The First Amendment to the Constitution specifies that “Congress shall make no law respecting an establishment of religion.” Church and state are explicitly separated in the United States; but the government freely invokes the name of God in most of its enterprises. Our currency bears the motto “In God We Trust,” both houses of Congress employ full-time chaplains, and (despite occasional protests) the Pledge of Allegiance most of us grew up reciting at the start of each school day describes the United States as “one nation, under God. “ While many Americans shake their heads over their perception that religious worship has somehow gone out of fashion in America, most opinion polls agree that approximately 96 percent of the population believes in God. A 1993 survey was able to turn up fewer than one million Americans willing to identify themselves as atheists-out of a total U.S. population, according to the 1990 census, of 248,709,873.
The rise of the so-called Christian Right—religiously motivated conservatism-should surprise no one, though it has worried many, who see in overt unions of religious faith and politics a threat to First Amendment freedoms. At present, the most significant political manifestation of the Christian Right is the powerful lobbying group called the Christian Coalition, which was spun off of the unsuccessful 1988 presidential campaign of religious broadcaster Pat Robertson (b. 1930). Based in Washington, D.C., the coalition boasts a membership of 1.6 million and has claimed responsibility for the Republican sweep of the Congress during the midterm elections of 1994. In 1995, the organization spent more than a million dollars mobilizing its “born-again” evangelicals behind the conservative “Contract with America” promulgated by Speaker of the House Newt Gingrich.
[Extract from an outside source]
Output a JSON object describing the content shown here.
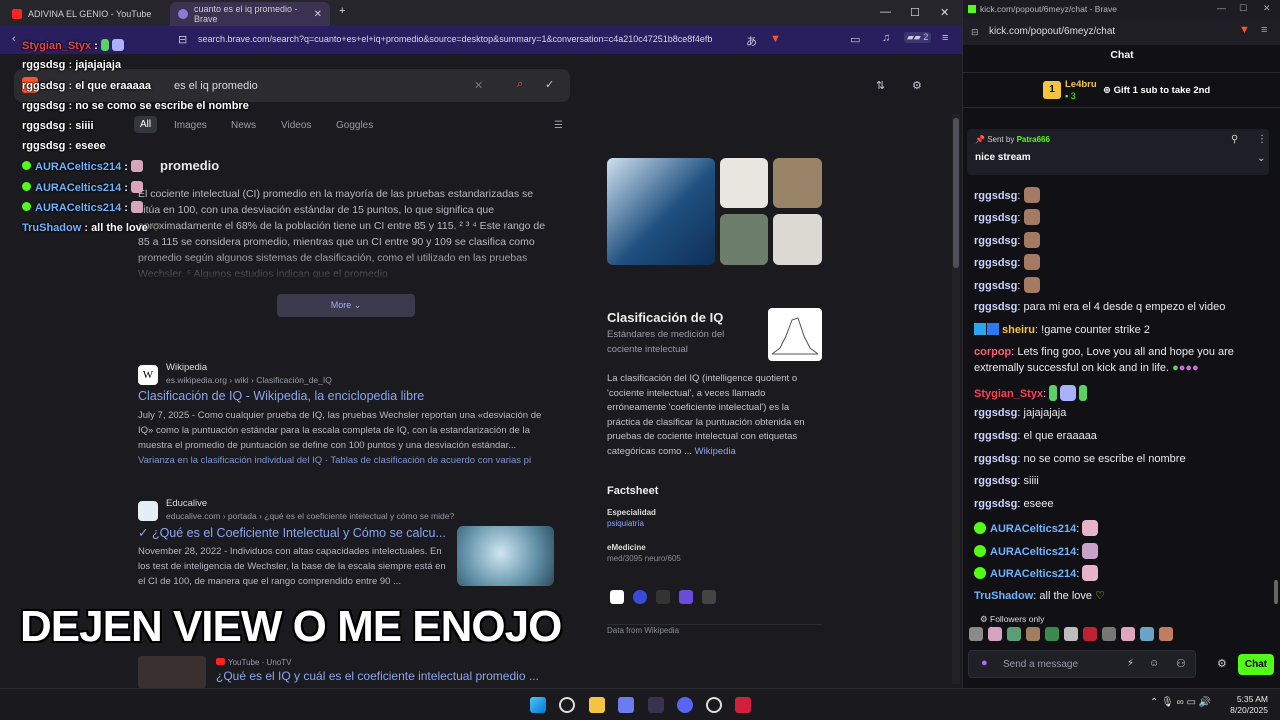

While some people have welcomed what they see as a return of morality to American political life, others see the Christian Right as narrow, coercive, and intolerant.